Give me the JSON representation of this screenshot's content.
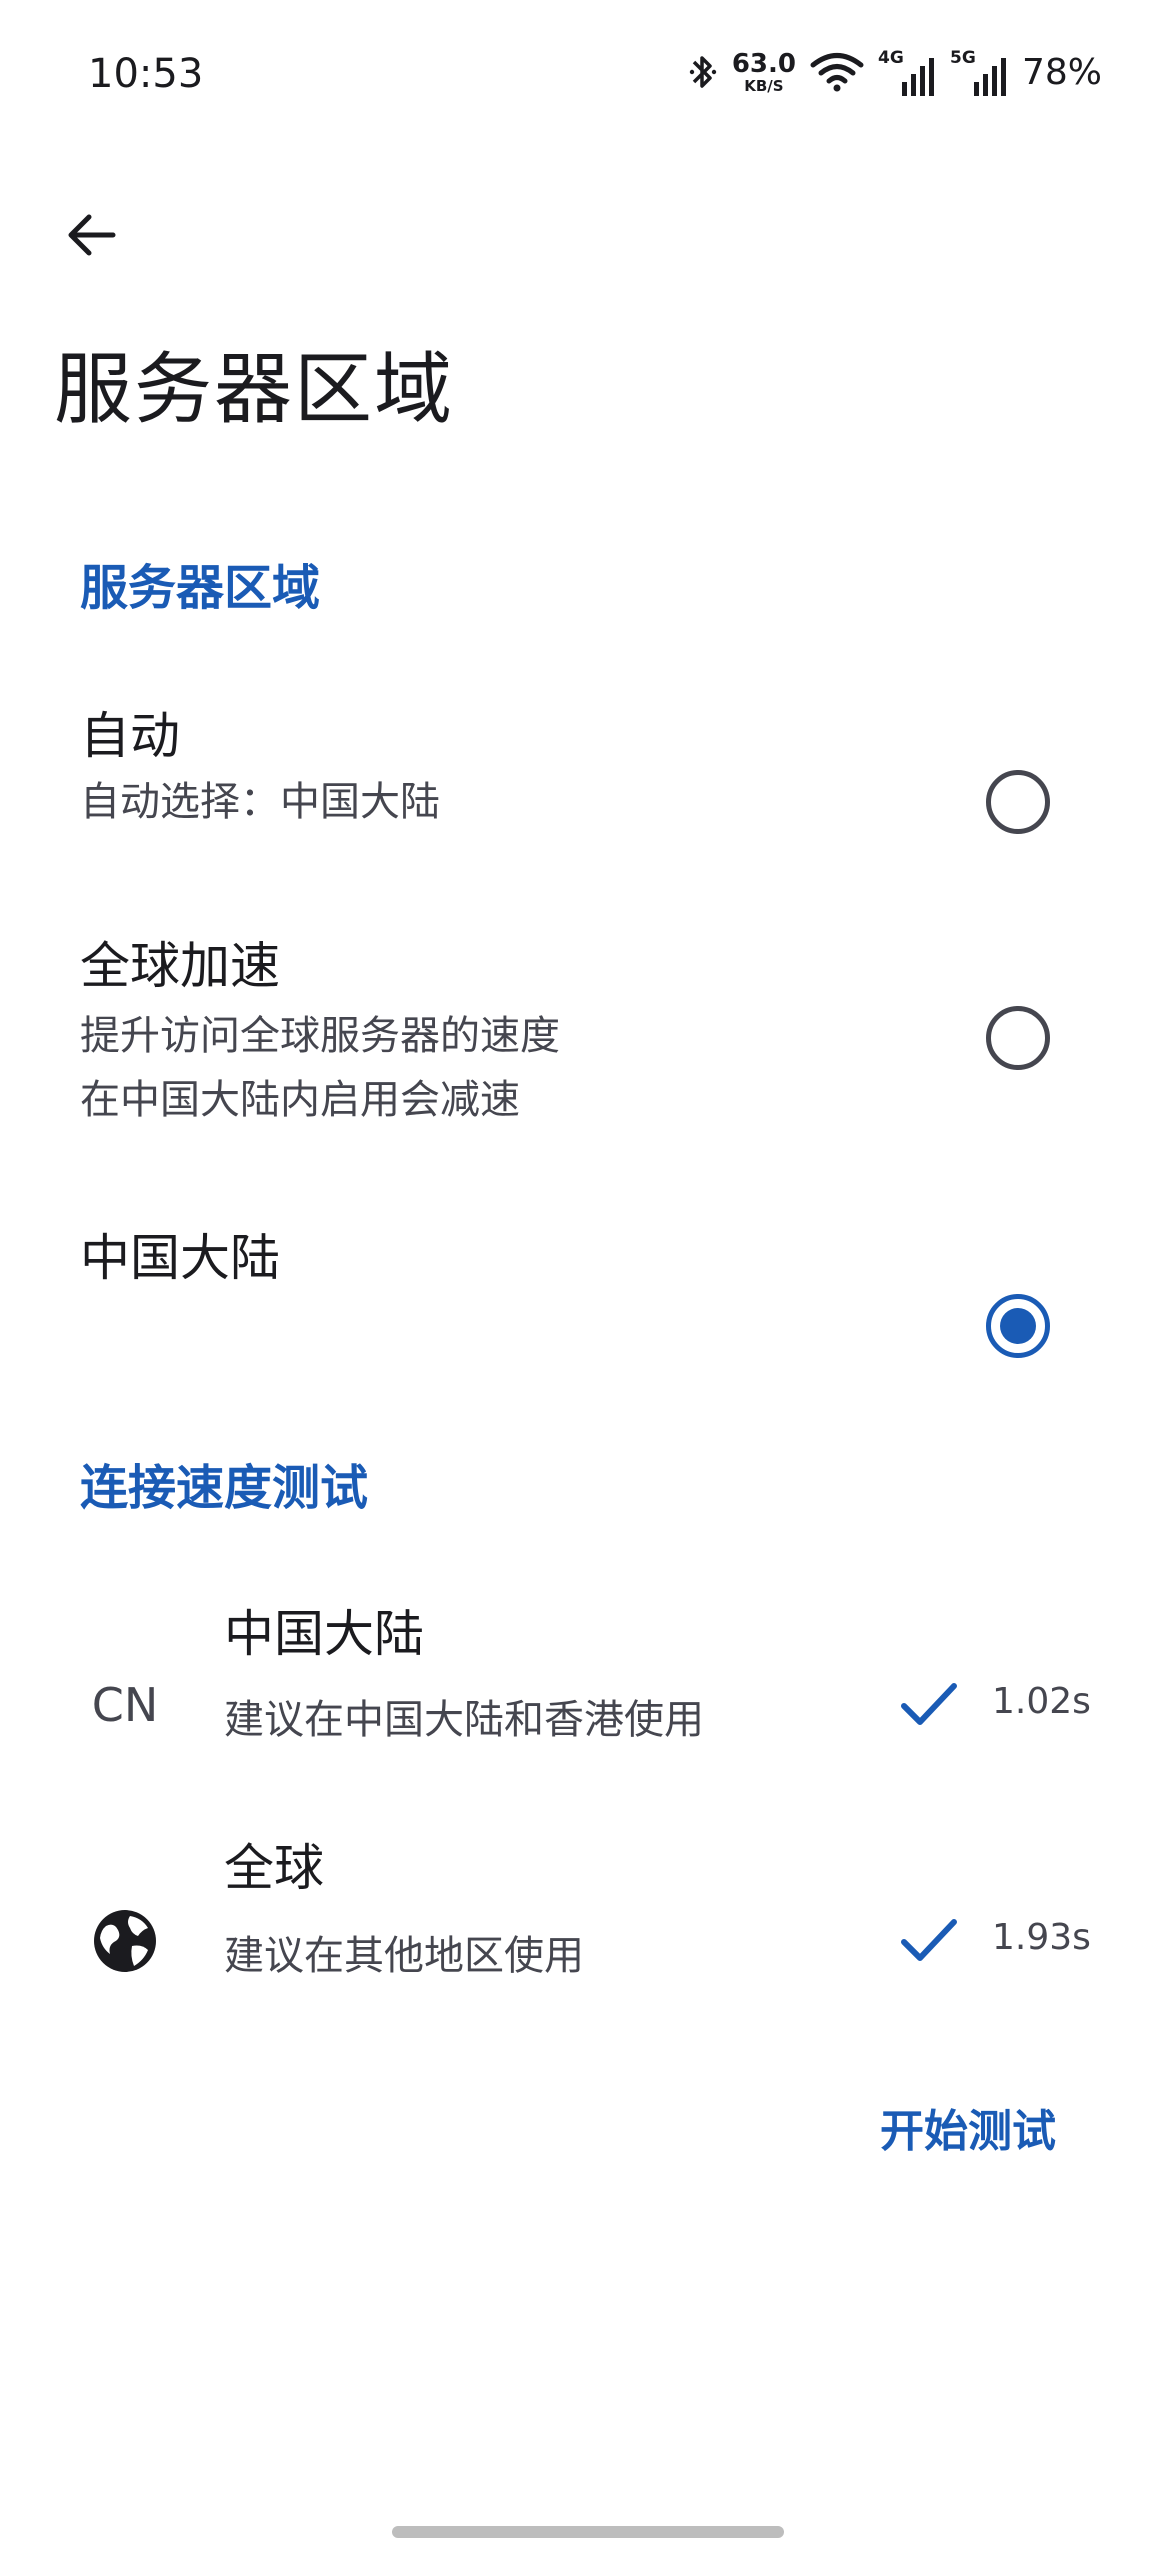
{
  "status_bar": {
    "time": "10:53",
    "net_speed_value": "63.0",
    "net_speed_unit": "KB/S",
    "signal_1_label": "4G",
    "signal_2_label": "5G",
    "battery": "78%"
  },
  "header": {
    "title": "服务器区域"
  },
  "server_region": {
    "section_title": "服务器区域",
    "options": [
      {
        "title": "自动",
        "description": "自动选择：中国大陆",
        "selected": false
      },
      {
        "title": "全球加速",
        "description": "提升访问全球服务器的速度\n在中国大陆内启用会减速",
        "selected": false
      },
      {
        "title": "中国大陆",
        "description": "",
        "selected": true
      }
    ]
  },
  "speed_test": {
    "section_title": "连接速度测试",
    "items": [
      {
        "lead_text": "CN",
        "title": "中国大陆",
        "description": "建议在中国大陆和香港使用",
        "time": "1.02s",
        "status_icon": "check-icon"
      },
      {
        "lead_icon": "globe-icon",
        "title": "全球",
        "description": "建议在其他地区使用",
        "time": "1.93s",
        "status_icon": "check-icon"
      }
    ],
    "start_button_label": "开始测试"
  },
  "colors": {
    "accent": "#1a5bb5",
    "text_primary": "#1b1b1f",
    "text_secondary": "#45464f"
  }
}
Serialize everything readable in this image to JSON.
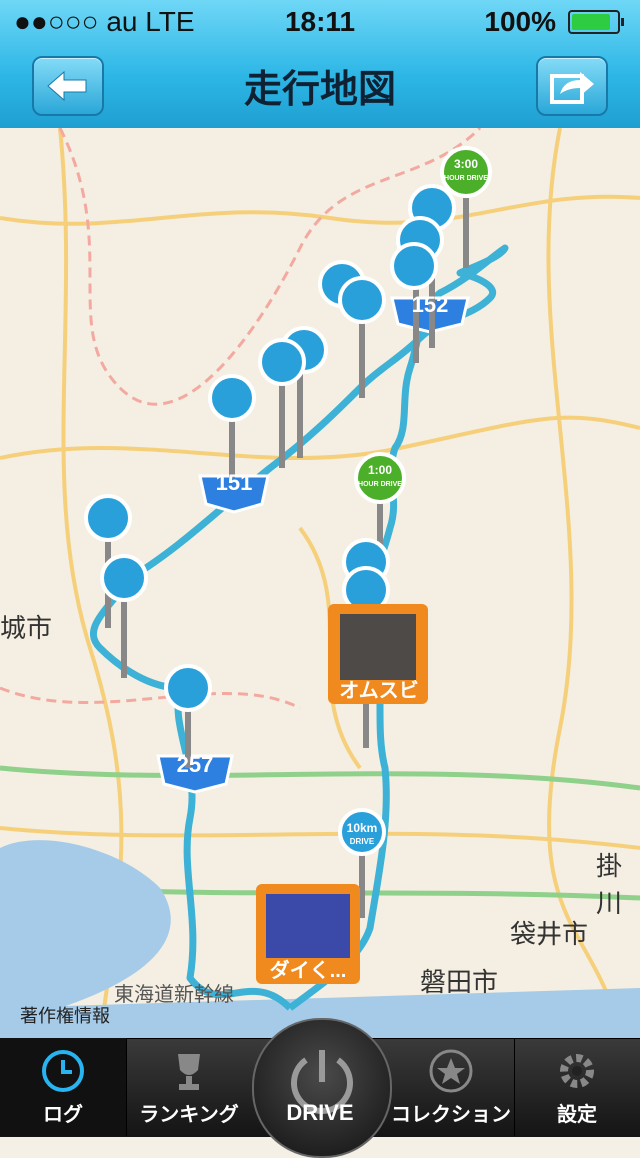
{
  "status": {
    "carrier": "●●○○○ au   LTE",
    "time": "18:11",
    "battery_pct": "100%"
  },
  "nav": {
    "title": "走行地図",
    "back_icon": "back-arrow-icon",
    "share_icon": "share-icon"
  },
  "map": {
    "labels": {
      "left_city": "城市",
      "kakegawa": "掛川",
      "fukuroi": "袋井市",
      "iwata": "磐田市",
      "shinkansen": "東海道新幹線"
    },
    "route_shields": [
      "152",
      "151",
      "257"
    ],
    "milestones": [
      {
        "top": "3:00",
        "bottom": "HOUR DRIVE"
      },
      {
        "top": "1:00",
        "bottom": "HOUR DRIVE"
      },
      {
        "top": "10km",
        "bottom": "DRIVE"
      }
    ],
    "photo_captions": [
      "オムスビ",
      "ダイく..."
    ],
    "copyright": "著作権情報",
    "colors": {
      "route": "#3db2d6",
      "pin": "#2aa0db",
      "milestone": "#4caf2a",
      "photo_frame": "#f18a1e"
    }
  },
  "tabs": [
    {
      "label": "ログ",
      "icon": "clock-icon",
      "active": true
    },
    {
      "label": "ランキング",
      "icon": "trophy-icon",
      "active": false
    },
    {
      "label": "DRIVE",
      "icon": "power-icon",
      "active": false
    },
    {
      "label": "コレクション",
      "icon": "star-icon",
      "active": false
    },
    {
      "label": "設定",
      "icon": "gear-icon",
      "active": false
    }
  ]
}
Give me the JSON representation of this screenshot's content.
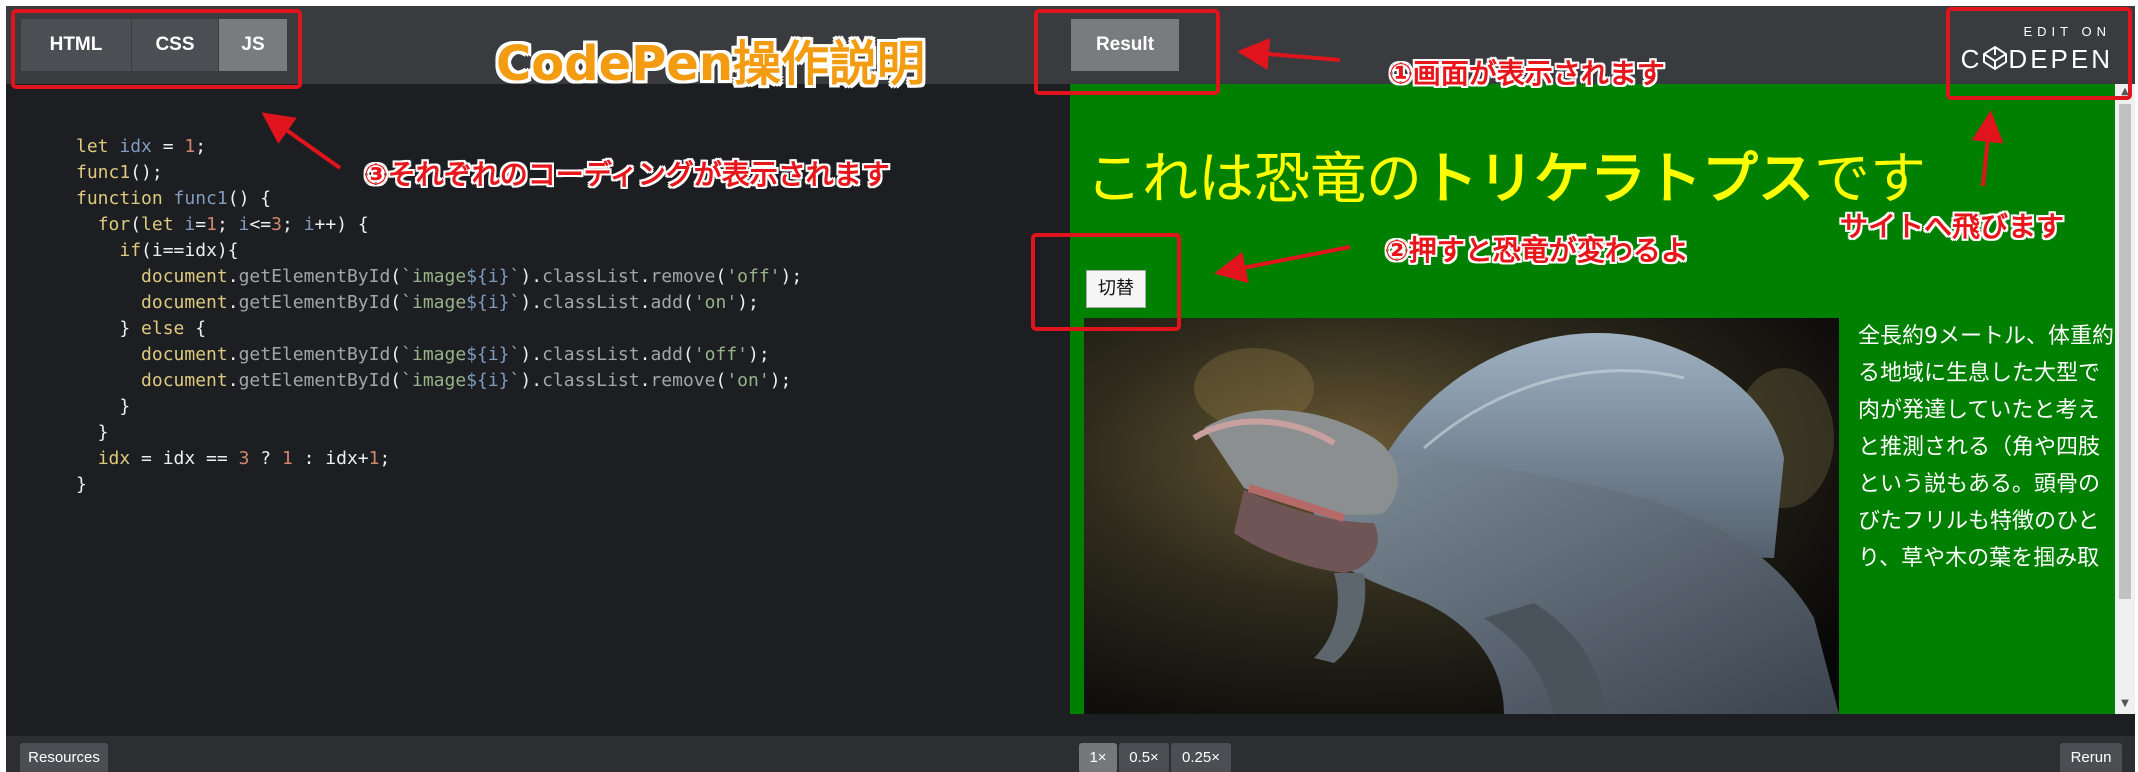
{
  "editor_tabs": [
    {
      "label": "HTML",
      "active": false
    },
    {
      "label": "CSS",
      "active": false
    },
    {
      "label": "JS",
      "active": true
    }
  ],
  "result_tab": "Result",
  "codepen_link": {
    "small": "EDIT ON",
    "big_before": "C",
    "big_after": "DEPEN"
  },
  "code_lines": [
    "let idx = 1;",
    "func1();",
    "function func1() {",
    "  for(let i=1; i<=3; i++) {",
    "    if(i==idx){",
    "      document.getElementById(`image${i}`).classList.remove('off');",
    "      document.getElementById(`image${i}`).classList.add('on');",
    "    } else {",
    "      document.getElementById(`image${i}`).classList.add('off');",
    "      document.getElementById(`image${i}`).classList.remove('on');",
    "    }",
    "  }",
    "  idx = idx == 3 ? 1 : idx+1;",
    "}"
  ],
  "result": {
    "heading_before": "これは恐竜の",
    "heading_bold": "トリケラトプス",
    "heading_after": "です",
    "switch_button": "切替",
    "description_lines": [
      "全長約9メートル、体重約",
      "る地域に生息した大型で",
      "肉が発達していたと考え",
      "と推測される（角や四肢",
      "という説もある。頭骨の",
      "びたフリルも特徴のひと",
      "り、草や木の葉を掴み取"
    ]
  },
  "bottom_bar": {
    "resources": "Resources",
    "zoom": [
      {
        "label": "1×",
        "active": true
      },
      {
        "label": "0.5×",
        "active": false
      },
      {
        "label": "0.25×",
        "active": false
      }
    ],
    "rerun": "Rerun"
  },
  "annotations": {
    "title": "CodePen操作説明",
    "a1": "①画面が表示されます",
    "a2": "②押すと恐竜が変わるよ",
    "a3": "③それぞれのコーディングが表示されます",
    "a4": "サイトへ飛びます"
  },
  "colors": {
    "annotation_red": "#e0141c",
    "title_orange": "#f39c12",
    "result_green": "#008000",
    "heading_yellow": "#ffff00",
    "editor_bg": "#1d1e22"
  }
}
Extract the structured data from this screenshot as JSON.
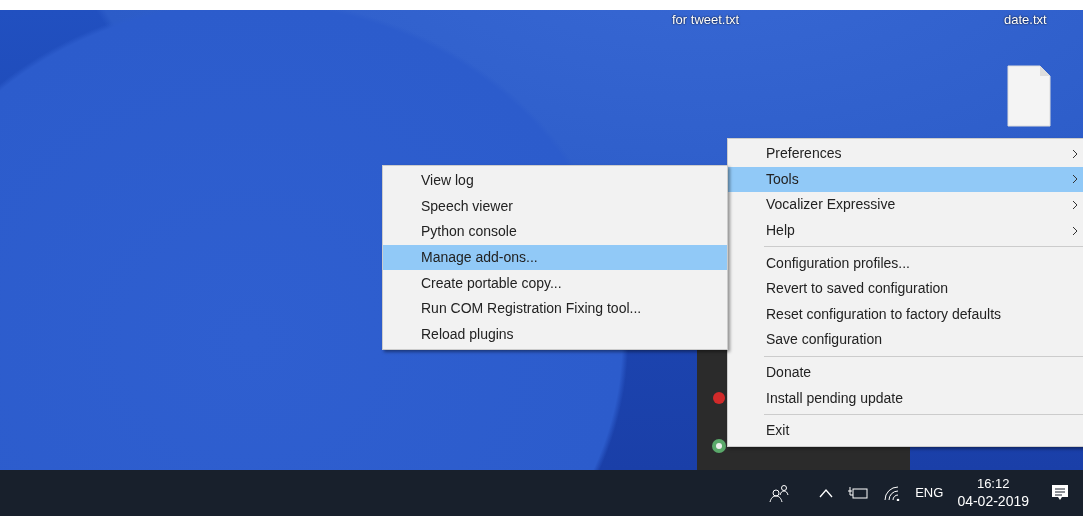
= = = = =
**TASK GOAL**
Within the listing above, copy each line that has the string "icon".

**SOLUTION TO THE EXERCISE**
        "status_icon": "check-icon"
        "lead_icon": "globe-icon",
        "status_icon": "check-icon"
    "back_icon": "back-arrow-icon",
    "share_icon": "share-icon"
      "icon": "clock-icon",
      "icon": "trophy-icon",
      "icon": "power-icon",
      "icon": "star-icon",
      "icon": "gear-icon",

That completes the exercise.